For the records below, report how many lines include "heading", with no accompanying text.

> **Data excerpts**
»»
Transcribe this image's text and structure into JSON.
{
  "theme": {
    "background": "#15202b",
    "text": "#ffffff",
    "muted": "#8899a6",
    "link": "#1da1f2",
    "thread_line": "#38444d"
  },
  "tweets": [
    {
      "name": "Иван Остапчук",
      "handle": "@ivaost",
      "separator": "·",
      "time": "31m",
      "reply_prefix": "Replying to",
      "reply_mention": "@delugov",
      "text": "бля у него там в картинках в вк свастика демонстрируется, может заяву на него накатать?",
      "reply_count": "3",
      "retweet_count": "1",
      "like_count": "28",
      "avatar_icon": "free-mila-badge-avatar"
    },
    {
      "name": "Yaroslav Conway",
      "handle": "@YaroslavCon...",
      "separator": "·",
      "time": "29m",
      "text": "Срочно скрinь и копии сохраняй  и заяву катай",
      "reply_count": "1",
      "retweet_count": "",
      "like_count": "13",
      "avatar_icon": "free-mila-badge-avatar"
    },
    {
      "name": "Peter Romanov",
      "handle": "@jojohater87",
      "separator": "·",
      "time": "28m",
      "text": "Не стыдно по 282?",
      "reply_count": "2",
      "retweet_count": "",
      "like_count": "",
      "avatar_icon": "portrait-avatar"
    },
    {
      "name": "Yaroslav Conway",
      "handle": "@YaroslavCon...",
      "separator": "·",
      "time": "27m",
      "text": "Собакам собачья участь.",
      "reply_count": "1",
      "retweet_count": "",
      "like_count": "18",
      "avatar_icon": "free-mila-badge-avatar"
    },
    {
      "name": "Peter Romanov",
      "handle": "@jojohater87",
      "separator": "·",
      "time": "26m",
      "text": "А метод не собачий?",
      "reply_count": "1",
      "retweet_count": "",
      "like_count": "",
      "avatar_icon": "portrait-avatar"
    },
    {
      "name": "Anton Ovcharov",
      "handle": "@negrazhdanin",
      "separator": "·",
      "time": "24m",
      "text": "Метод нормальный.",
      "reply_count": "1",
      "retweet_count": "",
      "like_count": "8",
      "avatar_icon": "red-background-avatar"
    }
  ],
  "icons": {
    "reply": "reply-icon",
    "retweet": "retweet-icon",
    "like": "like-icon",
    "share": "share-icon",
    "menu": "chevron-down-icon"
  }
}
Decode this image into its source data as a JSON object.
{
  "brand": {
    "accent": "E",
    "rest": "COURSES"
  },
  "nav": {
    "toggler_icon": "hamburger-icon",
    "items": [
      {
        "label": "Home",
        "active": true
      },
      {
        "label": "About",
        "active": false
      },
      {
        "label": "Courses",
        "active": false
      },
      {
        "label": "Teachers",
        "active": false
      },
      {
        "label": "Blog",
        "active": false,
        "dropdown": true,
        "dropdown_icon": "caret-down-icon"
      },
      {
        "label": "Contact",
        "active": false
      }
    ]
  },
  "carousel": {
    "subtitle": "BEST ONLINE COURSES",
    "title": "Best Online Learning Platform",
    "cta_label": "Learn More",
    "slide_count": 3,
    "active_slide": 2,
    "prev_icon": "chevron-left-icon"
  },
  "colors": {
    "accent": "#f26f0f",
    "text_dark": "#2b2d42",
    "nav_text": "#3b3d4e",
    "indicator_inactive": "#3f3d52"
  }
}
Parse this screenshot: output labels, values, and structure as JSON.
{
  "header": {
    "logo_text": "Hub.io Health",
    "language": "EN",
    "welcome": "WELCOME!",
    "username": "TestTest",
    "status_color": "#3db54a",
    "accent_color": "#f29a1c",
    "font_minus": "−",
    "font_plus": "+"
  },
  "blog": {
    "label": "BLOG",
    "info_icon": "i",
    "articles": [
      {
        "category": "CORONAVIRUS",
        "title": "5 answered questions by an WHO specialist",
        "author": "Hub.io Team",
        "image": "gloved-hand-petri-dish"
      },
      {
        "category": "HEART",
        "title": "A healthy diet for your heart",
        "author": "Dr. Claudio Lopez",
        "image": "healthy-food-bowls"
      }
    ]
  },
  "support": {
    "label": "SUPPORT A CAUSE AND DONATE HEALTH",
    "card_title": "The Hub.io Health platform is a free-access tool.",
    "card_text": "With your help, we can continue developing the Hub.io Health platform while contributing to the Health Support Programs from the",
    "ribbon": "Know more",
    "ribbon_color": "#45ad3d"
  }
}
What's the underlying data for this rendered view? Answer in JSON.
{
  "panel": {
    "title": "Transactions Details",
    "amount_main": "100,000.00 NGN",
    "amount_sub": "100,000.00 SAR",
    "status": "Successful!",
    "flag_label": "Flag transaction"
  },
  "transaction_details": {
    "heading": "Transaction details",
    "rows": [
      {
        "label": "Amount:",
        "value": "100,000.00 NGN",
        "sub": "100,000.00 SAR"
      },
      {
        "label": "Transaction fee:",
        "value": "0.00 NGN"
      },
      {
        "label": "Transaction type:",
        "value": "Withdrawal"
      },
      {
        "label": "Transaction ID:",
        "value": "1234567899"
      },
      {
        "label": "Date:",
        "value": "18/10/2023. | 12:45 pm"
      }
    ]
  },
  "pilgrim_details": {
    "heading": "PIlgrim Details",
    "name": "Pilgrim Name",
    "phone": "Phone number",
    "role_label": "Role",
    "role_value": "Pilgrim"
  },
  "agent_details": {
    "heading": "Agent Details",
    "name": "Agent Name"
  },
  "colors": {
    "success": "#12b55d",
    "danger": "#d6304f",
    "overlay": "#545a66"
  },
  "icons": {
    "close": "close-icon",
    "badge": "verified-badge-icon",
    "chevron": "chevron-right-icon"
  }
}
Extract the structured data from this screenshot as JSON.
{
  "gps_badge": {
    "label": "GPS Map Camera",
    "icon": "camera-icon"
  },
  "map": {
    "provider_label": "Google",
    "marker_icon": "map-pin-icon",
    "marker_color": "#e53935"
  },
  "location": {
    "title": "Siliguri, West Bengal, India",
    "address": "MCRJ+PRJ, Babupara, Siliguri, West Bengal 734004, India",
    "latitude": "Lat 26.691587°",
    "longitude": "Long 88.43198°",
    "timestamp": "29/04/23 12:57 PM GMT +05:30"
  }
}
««
> **Written response**
3